“Basically, you’re telling me you desperately need me, aren’t you?”


My heart leaps, and then sinks. Despite how perfectly it fits the picture of what I want in my career, I know the timing isn’t right for me.

It makes me think of an old quote. “Luck is when preparation meets opportunity.”

My preparation had clearly met my opportunity, but this phone call didn’t feel like luck. It actually felt like a slight bit of torture.

While the career compass pointed to “yes,” every other compass in my life pointed to “no.”

That’s when I realized that there is something missing from that favorite quote of mine. What’s missing is a piece about honoring timing. And gut feeling.

Sure, my preparation had met and opportunity. But was it THE opportunity? Though it sure looked shiny and awesome, the timing was off. Jumping up and grabbing at this seeming stroke of luck and the fulfilling the requirements of the job would have choked out everything else in my life, and wouldn’t have felt lucky at all.

It would have torn me away from my senior-citizen horse, who has devoted 16 years to me and shows me every day how his final wish in life is to enjoy his time on the trails with me as much as possible. To dishonor that would feel anything but peaceful.

It would have torn me away from my carefully-cultivated writing practice, and my fledgling novel, both of which are still in a fragile, infantile place. To jeopardize that would feel anything but satisfying.

It would have thrown me back into learner mode, stressed to the gills with learning the ins and outs of a new job, a new set of coworkers, clients, and politics. To give up the incredible client and coworker relationships I finally have after a year and a half in my current role feels completely counterproductive.

As I looked at this shiny copper penny of an opportunity, I saw very quickly the tarnish that was waiting to form, at least for me, and at least for right now. I saw how this job would have left no time for peace. It would have left no time for writing. It would have left no time for me.

Worst of all, it would have left no chance for an even better opportunity to come along one day, at the right time.

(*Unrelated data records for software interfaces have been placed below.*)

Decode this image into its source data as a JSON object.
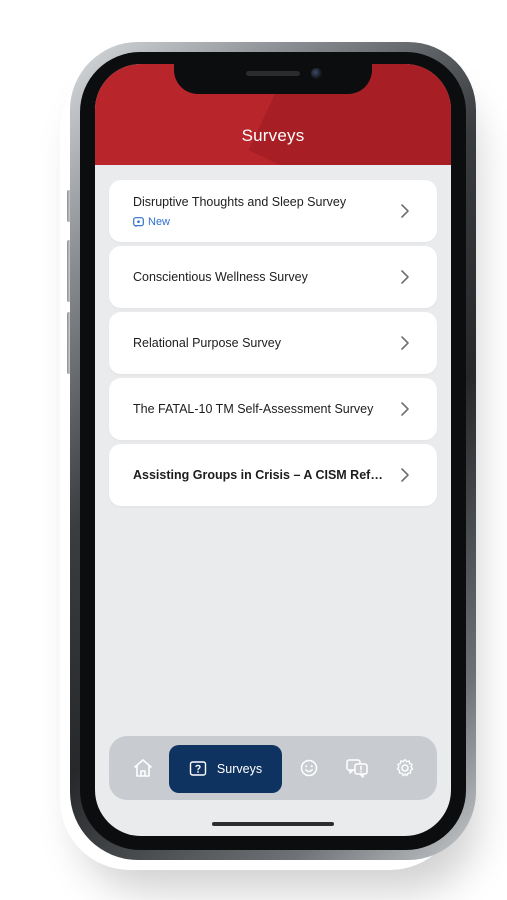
{
  "header": {
    "title": "Surveys"
  },
  "surveys": [
    {
      "title": "Disruptive Thoughts and Sleep Survey",
      "badge": "New"
    },
    {
      "title": "Conscientious Wellness Survey"
    },
    {
      "title": "Relational Purpose Survey"
    },
    {
      "title": "The FATAL-10 TM Self-Assessment Survey"
    },
    {
      "title": "Assisting Groups in Crisis – A CISM Refre..."
    }
  ],
  "tabbar": {
    "active_label": "Surveys",
    "icons": [
      "home-icon",
      "question-square-icon",
      "smiley-icon",
      "chat-bubbles-icon",
      "gear-icon"
    ]
  },
  "colors": {
    "header_red": "#b8252a",
    "active_tab_navy": "#0f3360",
    "badge_blue": "#2f6fd0",
    "screen_background": "#eaebed"
  }
}
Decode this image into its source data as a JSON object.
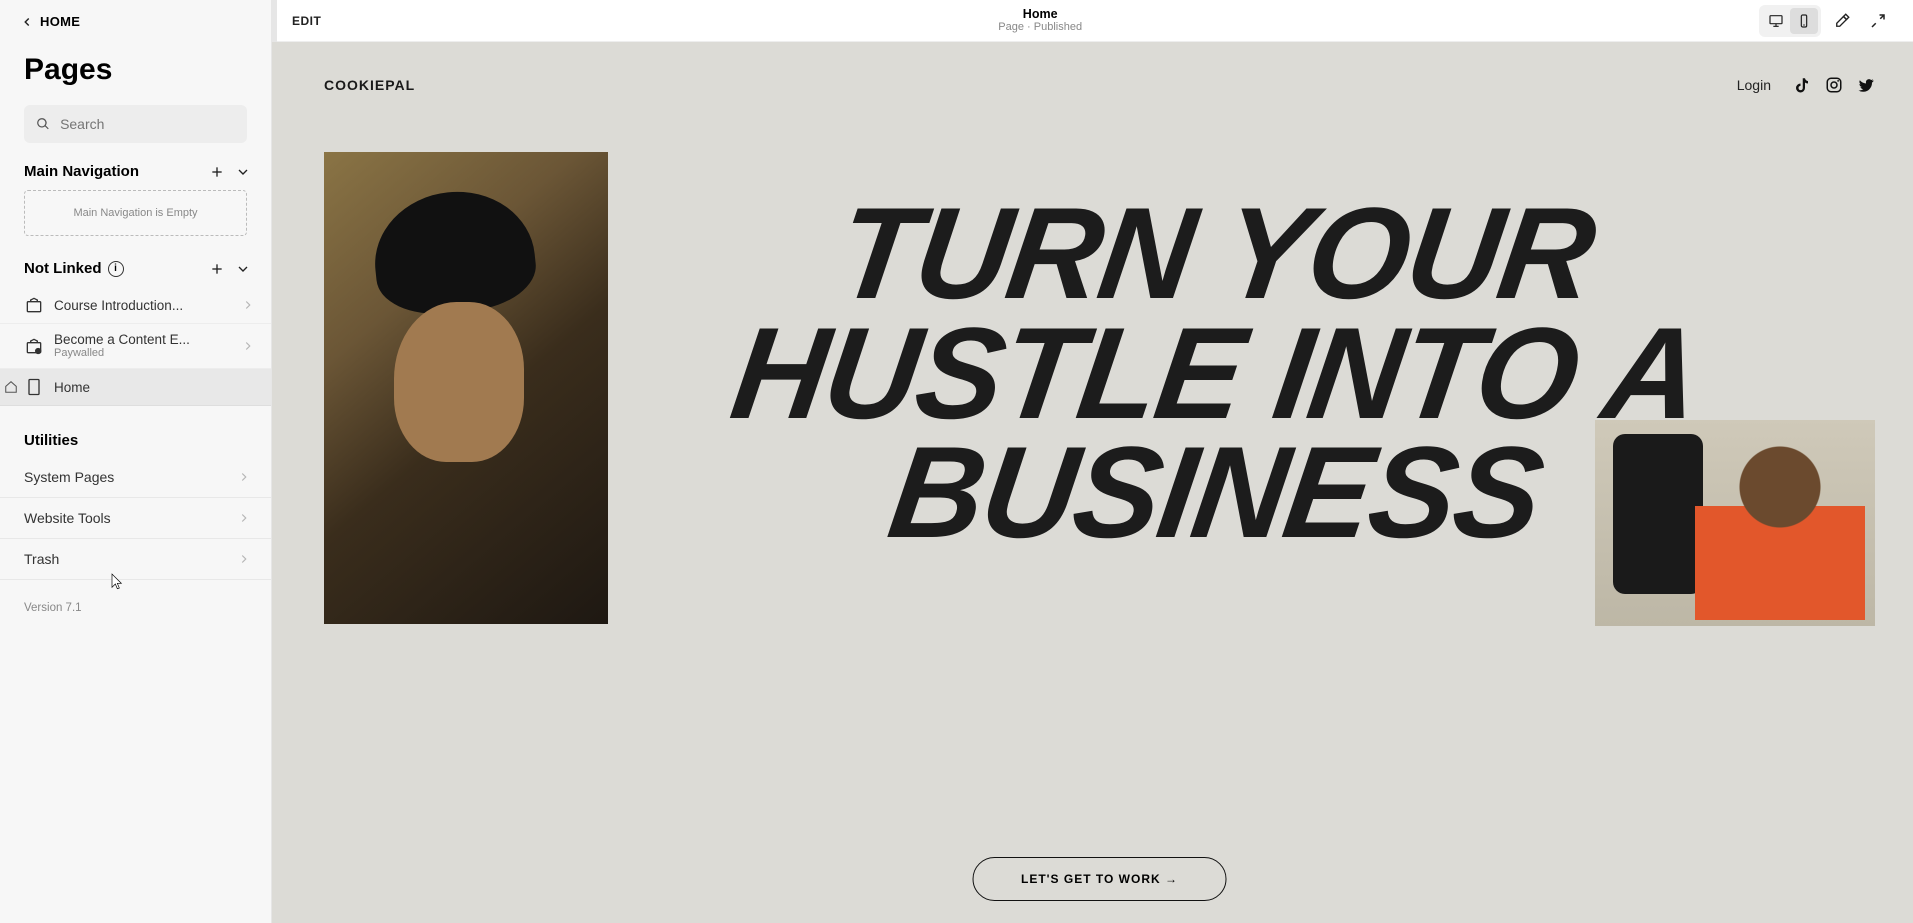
{
  "back_nav": "HOME",
  "sidebar": {
    "title": "Pages",
    "search_placeholder": "Search",
    "main_nav": {
      "label": "Main Navigation",
      "empty_text": "Main Navigation is Empty"
    },
    "not_linked": {
      "label": "Not Linked",
      "items": [
        {
          "label": "Course Introduction...",
          "sub": ""
        },
        {
          "label": "Become a Content E...",
          "sub": "Paywalled"
        },
        {
          "label": "Home",
          "sub": ""
        }
      ]
    },
    "utilities": {
      "label": "Utilities",
      "items": [
        "System Pages",
        "Website Tools",
        "Trash"
      ]
    },
    "version": "Version 7.1"
  },
  "topbar": {
    "edit": "EDIT",
    "title": "Home",
    "subtitle": "Page · Published"
  },
  "site": {
    "brand": "COOKIEPAL",
    "login": "Login",
    "headline_l1": "TURN YOUR",
    "headline_l2": "HUSTLE INTO A",
    "headline_l3": "BUSINESS",
    "cta": "LET'S GET TO WORK →"
  }
}
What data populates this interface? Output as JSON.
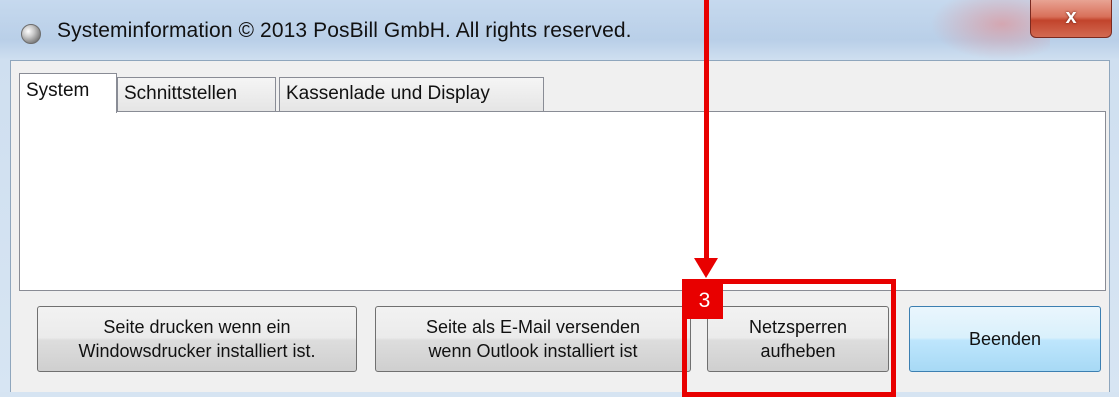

And so I thanked my lucky stars for the opportunity – not for the job opportunity, but for the growth opportunity – for the chance to grow by saying “no.”

And then I sent opportunity sailing back again on the winds of preparation, because next time she makes port and calls on me…I’ll be ready.

And until then, I bid her a fond farewell, and say “better luck next time.”


Posted by on October 31, 2013 in Reflection, To Be A Partner